Eloquent Country Poet
Rodney Crowell has been doing this for a while. In fact, his career has been so long and varied that you have to specify exactly which “this” you’re talking about. There’s the record-making, which dates back to 1978 (when he released Ain’t Living Long Like This), peaked commercially a decade later (with Diamonds & Dirt, which yielded five number-one country hits), and has only grown in sophistication and power in recent years. There’s the fiercely lyrical and personal songwriting, which has attracted the attention of everyone from Bob Seger (who famously covered “Shame On the Moon”) to Keith Urban (who had a number-one hit with “Making Memories of Us”). And then there’s the autobiographical writing, which extends beyond the music world to a memoir, Chinaberry Sidewalks, which was published in 2011.
With his new music, Crowell both demonstrates his strengths as a songwriter and illustrates how he has learned to balance personal recollection, literary sophistication, and his profound musical reach. His writing is at once his most intimate and his most accessible, the product of years of understanding the ways songs can enter—and be entered by—life.
Fifty years after Crowell first started playing as a teen in Houston garage bands, he still believes in the power of songs, and the responsibility of singing them. “The interesting thing about that garage band back then is that we would go from ‘I Saw Her Standing There’ by the Beatles to ‘Honky Tonkin’’ by Hank Williams. In southeast Texas those songs fit side by side. ‘Drinkin’ Wine Spo-de-o-dee’ went right next to ‘Crossroads’ by Cream. That was the beauty of it, that all of that existed side by side.” Crowell finds himself going back to that music, but also going even earlier. “Recently, I think—I hope—that my study of the blues is starting to show up in my music. Those artists, whether it’s Lightnin’ Hopkins or John Lee Hooker or the acoustic Delta players, connected to something fundamental. With that in mind, I’m trying to move forward but also get back there.”
What Other People Have Been Saying...
“…making the best music of his career.” -NY Daily News
“Haunted is a good word to describe “Kin,” which features a dazzling cross-section of vocal personalities, including Norah Jones…and his ex-wife Rosanne Cash.” –The Seattle Times

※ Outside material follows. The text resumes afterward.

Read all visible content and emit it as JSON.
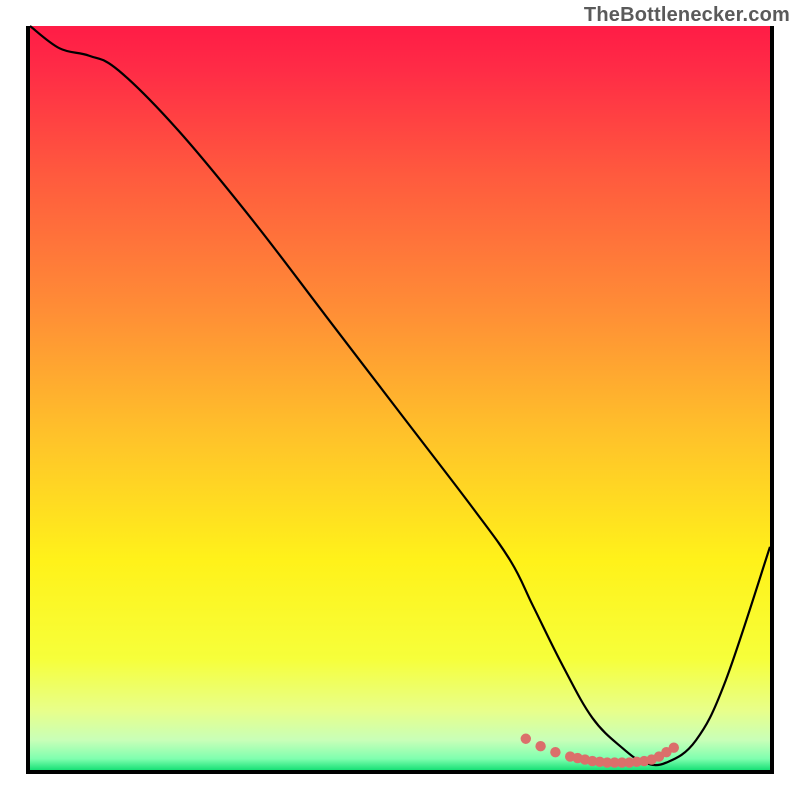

“An improbable collaboration between a poet (Mary Karr) and a songsmith (Rodney Crowell)…“Kin” yields a wealth of winking new country odes.” –NY Daily News